=== What to work on ===
Wherever the word "title" occurs in the listing below, copy that whole line.

=== Input records ===
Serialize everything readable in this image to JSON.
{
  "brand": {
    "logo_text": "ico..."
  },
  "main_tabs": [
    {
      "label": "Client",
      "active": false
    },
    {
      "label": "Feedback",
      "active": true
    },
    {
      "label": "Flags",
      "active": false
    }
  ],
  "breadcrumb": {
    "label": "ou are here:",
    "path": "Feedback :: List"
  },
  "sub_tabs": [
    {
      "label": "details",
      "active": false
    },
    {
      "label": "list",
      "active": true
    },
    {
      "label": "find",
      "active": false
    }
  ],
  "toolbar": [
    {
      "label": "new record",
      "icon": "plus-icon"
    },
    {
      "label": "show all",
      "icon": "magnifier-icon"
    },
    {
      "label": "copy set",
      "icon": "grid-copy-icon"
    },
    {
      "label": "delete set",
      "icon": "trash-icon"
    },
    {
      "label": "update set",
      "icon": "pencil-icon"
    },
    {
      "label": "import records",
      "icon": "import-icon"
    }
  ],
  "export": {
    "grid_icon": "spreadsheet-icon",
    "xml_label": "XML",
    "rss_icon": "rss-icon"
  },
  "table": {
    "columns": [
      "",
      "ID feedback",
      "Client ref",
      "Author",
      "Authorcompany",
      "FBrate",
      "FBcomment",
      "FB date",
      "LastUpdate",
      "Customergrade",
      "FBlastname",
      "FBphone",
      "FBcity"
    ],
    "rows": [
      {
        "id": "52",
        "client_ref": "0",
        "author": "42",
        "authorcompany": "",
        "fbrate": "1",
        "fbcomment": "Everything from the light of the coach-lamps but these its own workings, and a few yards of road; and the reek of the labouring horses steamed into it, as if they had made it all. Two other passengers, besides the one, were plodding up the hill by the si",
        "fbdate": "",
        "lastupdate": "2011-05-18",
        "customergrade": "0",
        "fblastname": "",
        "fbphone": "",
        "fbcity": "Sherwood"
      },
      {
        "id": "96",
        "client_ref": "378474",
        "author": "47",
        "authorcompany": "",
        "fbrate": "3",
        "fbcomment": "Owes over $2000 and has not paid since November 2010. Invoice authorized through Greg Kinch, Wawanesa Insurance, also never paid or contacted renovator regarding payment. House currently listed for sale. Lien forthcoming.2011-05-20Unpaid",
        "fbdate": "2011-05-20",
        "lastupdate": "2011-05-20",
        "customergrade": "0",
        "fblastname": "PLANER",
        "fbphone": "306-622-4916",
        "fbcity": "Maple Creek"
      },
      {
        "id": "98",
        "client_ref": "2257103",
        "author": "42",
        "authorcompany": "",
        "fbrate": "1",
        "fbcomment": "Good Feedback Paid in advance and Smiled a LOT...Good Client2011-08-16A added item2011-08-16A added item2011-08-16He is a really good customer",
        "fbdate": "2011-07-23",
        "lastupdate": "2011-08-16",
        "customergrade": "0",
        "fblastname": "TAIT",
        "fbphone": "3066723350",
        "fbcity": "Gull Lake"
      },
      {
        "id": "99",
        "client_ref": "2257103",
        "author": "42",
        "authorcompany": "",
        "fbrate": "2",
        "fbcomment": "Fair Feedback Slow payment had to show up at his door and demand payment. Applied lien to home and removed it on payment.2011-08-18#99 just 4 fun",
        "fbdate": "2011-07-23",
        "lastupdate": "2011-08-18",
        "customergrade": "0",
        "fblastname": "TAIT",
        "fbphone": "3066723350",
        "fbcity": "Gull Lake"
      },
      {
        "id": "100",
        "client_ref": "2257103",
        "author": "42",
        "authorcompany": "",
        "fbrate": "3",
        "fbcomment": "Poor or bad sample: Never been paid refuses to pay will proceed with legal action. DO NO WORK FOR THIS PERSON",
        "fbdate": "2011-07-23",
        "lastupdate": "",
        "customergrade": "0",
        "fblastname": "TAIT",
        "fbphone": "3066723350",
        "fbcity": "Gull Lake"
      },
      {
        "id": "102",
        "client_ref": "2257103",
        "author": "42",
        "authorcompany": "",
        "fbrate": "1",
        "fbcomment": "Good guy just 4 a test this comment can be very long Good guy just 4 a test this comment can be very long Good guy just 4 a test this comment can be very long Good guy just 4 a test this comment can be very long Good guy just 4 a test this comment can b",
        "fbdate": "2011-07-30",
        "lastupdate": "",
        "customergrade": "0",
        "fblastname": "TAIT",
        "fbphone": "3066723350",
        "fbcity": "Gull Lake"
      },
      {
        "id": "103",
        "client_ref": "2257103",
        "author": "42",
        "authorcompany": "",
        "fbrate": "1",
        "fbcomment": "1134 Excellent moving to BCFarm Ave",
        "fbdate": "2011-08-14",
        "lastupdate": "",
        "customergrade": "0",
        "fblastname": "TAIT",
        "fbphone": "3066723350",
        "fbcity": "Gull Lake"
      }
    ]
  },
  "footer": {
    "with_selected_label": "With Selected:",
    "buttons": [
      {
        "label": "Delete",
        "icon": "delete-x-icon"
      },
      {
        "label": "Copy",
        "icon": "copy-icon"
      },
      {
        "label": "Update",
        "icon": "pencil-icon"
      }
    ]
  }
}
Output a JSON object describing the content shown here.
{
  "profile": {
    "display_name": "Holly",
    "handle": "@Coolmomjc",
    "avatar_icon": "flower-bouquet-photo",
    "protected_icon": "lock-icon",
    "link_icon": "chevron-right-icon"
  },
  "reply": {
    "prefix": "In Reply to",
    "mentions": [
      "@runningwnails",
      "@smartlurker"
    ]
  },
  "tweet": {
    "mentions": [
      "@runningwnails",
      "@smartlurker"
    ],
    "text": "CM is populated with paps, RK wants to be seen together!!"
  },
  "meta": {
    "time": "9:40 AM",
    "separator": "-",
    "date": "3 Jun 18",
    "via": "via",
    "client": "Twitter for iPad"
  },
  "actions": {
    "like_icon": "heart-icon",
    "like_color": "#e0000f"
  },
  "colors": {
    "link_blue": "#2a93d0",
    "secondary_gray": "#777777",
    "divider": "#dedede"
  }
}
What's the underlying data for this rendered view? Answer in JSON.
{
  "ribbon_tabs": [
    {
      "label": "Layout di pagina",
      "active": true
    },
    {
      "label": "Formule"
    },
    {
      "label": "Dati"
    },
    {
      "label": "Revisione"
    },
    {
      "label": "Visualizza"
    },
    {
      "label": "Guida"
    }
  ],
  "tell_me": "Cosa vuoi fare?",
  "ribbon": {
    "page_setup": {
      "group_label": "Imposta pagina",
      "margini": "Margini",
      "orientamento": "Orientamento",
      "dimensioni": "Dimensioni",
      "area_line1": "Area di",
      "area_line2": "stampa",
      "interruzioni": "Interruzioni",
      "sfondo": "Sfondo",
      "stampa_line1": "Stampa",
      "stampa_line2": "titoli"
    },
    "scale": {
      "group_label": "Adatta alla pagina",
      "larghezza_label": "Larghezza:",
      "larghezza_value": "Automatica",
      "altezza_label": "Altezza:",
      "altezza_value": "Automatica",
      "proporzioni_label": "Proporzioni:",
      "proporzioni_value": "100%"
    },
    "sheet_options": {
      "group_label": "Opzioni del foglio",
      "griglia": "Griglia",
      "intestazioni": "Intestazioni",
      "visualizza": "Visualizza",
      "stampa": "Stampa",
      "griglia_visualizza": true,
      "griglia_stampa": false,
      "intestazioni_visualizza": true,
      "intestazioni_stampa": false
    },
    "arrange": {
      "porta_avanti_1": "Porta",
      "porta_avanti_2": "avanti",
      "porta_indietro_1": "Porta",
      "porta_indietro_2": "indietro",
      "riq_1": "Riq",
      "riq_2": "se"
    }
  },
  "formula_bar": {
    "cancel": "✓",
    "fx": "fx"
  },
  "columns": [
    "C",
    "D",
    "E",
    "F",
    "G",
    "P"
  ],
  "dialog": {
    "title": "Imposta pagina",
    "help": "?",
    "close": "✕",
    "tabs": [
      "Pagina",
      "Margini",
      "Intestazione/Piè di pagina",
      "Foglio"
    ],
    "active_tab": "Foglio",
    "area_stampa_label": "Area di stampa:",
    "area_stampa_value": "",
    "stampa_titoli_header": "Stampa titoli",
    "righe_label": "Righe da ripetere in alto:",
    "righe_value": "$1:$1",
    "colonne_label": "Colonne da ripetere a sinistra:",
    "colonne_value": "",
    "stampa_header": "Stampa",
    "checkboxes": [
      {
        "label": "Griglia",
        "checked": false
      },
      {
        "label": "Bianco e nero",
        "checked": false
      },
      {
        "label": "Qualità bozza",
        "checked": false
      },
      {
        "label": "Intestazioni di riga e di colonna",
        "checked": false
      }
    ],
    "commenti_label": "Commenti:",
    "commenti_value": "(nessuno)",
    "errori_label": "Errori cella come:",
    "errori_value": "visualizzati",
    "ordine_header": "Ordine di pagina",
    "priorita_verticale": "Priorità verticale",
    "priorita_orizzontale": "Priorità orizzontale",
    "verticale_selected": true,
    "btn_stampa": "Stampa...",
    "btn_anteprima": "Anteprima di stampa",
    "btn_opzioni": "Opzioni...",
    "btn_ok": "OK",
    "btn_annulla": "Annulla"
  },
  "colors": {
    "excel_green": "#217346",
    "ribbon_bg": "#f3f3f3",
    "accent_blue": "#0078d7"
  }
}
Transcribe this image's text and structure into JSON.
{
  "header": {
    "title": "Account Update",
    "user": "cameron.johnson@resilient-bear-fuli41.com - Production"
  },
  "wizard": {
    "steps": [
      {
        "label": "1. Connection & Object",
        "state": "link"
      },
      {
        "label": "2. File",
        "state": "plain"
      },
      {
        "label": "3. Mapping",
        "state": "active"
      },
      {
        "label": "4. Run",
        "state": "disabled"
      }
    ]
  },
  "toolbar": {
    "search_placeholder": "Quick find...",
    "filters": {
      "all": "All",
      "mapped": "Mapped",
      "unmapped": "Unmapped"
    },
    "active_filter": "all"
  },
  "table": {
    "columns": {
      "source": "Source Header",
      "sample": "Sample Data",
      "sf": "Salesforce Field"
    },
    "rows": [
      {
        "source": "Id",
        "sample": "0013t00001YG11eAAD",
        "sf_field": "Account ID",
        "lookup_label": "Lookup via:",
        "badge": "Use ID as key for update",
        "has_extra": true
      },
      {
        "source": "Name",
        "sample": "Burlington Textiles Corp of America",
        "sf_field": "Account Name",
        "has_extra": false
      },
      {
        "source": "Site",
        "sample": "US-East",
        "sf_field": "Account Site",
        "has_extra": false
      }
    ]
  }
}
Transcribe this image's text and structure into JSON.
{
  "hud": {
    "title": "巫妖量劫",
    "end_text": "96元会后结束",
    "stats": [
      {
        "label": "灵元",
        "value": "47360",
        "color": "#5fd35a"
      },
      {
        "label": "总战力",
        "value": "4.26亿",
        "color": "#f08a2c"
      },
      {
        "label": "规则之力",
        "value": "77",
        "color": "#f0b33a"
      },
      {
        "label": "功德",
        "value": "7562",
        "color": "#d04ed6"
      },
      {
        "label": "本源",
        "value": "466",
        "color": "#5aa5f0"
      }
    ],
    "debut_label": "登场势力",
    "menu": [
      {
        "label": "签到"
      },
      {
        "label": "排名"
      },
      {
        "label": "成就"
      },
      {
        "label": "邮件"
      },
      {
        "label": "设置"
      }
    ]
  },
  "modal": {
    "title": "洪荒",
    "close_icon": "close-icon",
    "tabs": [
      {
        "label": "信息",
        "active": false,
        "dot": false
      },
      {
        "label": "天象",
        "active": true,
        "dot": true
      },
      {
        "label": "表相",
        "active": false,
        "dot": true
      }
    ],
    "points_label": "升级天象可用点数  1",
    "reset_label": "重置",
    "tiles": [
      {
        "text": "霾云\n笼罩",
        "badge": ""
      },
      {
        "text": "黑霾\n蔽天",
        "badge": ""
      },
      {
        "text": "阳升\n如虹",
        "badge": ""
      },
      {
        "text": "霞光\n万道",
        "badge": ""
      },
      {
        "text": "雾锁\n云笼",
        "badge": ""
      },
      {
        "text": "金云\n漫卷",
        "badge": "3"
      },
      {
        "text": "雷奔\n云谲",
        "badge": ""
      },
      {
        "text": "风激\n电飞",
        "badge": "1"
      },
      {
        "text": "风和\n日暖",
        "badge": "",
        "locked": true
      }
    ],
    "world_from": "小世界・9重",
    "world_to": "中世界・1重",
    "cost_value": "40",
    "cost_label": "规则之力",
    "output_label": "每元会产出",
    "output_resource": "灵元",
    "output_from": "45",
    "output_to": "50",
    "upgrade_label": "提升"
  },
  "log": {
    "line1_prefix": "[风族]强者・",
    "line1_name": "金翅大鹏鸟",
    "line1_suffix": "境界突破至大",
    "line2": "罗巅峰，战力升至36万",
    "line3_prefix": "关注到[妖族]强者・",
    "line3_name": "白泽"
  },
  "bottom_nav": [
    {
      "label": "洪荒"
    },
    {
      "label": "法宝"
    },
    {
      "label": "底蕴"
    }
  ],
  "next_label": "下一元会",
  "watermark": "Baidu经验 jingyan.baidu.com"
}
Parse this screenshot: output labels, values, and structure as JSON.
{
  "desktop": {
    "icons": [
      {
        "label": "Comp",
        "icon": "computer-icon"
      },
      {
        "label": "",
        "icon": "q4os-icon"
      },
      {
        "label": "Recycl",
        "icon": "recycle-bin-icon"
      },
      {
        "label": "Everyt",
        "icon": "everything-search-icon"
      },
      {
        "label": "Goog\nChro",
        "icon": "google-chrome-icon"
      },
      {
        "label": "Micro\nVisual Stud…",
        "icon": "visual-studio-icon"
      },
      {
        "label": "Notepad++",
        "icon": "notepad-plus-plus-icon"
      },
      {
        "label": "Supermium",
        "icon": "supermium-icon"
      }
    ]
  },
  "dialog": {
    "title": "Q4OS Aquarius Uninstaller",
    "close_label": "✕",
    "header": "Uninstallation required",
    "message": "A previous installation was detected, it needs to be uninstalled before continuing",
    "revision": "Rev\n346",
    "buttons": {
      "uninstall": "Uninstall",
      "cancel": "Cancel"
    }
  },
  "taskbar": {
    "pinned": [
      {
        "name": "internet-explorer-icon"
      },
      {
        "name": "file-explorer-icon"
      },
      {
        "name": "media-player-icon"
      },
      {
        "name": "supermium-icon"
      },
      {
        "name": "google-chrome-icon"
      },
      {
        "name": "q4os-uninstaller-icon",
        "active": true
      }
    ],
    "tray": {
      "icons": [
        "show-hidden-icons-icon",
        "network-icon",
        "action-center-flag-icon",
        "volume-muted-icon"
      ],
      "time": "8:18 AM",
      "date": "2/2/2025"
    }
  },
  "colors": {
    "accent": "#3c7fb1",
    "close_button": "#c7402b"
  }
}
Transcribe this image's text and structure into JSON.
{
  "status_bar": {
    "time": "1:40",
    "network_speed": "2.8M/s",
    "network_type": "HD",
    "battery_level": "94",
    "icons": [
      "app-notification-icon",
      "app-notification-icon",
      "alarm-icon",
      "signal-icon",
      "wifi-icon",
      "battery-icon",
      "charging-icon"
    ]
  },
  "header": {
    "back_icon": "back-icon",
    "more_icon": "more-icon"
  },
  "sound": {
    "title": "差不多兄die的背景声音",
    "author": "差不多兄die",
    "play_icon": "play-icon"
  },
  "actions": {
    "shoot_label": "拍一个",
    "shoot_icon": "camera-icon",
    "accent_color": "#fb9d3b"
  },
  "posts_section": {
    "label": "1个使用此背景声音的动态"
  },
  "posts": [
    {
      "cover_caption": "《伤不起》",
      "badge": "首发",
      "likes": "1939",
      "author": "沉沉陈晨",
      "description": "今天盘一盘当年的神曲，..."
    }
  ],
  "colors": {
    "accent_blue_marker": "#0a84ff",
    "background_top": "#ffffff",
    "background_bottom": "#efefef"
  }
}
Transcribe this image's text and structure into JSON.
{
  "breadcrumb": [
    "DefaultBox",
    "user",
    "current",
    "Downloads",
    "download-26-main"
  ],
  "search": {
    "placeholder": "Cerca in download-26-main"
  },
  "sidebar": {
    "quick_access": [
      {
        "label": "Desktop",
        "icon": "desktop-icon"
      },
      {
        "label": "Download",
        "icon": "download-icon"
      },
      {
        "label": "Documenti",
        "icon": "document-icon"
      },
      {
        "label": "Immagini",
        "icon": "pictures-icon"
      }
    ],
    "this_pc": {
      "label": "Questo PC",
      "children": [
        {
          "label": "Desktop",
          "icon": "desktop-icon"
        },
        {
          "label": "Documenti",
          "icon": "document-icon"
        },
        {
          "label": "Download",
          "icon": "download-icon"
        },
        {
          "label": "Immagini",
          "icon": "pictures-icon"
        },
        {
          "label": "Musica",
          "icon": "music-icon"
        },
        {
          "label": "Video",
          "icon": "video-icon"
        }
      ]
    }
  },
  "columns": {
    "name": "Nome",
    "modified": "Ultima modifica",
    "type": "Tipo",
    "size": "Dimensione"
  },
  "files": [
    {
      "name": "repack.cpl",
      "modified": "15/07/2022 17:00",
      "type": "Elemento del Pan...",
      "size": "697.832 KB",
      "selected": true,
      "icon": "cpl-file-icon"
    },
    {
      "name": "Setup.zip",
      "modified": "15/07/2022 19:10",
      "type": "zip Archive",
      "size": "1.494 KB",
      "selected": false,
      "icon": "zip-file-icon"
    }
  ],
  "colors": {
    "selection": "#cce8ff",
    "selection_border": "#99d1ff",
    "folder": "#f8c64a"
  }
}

=== Result ===
    "title": "Imposta pagina",
    "title": "Account Update",
    "title": "巫妖量劫",
    "title": "洪荒",
    "title": "Q4OS Aquarius Uninstaller",
    "title": "差不多兄die的背景声音",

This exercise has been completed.